Segment Start: Extracted material

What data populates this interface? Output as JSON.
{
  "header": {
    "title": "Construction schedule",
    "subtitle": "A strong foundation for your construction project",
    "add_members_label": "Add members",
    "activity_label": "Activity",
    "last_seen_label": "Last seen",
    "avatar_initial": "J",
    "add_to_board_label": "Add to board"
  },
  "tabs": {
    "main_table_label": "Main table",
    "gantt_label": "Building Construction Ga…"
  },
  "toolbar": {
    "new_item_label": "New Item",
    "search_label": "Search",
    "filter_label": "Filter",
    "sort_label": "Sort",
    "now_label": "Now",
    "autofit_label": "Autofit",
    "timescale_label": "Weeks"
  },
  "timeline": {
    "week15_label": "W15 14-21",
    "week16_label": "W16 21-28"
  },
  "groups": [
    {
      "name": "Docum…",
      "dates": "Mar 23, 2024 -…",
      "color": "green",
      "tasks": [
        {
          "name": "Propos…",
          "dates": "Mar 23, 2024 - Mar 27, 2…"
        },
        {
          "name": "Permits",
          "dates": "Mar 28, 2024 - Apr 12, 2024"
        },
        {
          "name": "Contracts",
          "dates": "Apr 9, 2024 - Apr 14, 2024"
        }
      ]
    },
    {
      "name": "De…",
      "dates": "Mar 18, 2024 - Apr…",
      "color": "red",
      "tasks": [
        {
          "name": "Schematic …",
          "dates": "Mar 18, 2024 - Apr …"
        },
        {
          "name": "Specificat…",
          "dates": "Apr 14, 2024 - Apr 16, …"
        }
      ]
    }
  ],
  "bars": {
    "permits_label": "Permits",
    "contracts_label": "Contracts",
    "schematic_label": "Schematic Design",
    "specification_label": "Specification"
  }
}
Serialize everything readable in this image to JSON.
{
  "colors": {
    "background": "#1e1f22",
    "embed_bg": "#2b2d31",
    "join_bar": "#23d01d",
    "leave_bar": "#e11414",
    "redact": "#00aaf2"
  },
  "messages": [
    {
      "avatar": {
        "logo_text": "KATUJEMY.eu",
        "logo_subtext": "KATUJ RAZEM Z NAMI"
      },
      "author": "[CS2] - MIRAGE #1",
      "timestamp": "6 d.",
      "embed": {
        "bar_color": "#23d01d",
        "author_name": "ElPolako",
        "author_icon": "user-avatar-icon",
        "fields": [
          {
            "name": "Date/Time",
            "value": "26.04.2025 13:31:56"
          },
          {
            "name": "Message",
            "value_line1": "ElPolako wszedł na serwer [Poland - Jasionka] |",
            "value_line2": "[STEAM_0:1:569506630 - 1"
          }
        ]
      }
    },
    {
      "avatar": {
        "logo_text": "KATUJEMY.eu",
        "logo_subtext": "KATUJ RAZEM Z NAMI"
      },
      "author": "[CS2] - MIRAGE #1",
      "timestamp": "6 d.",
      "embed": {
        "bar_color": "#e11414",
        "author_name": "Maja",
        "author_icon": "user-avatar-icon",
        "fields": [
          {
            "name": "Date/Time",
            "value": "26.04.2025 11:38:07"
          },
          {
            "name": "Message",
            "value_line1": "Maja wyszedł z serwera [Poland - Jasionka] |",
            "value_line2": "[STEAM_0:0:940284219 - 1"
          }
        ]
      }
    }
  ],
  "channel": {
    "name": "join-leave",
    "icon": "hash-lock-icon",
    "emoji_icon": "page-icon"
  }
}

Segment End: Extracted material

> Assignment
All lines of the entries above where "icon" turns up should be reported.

> Finished task
        "author_icon": "user-avatar-icon",
        "author_icon": "user-avatar-icon",
    "icon": "hash-lock-icon",
    "emoji_icon": "page-icon"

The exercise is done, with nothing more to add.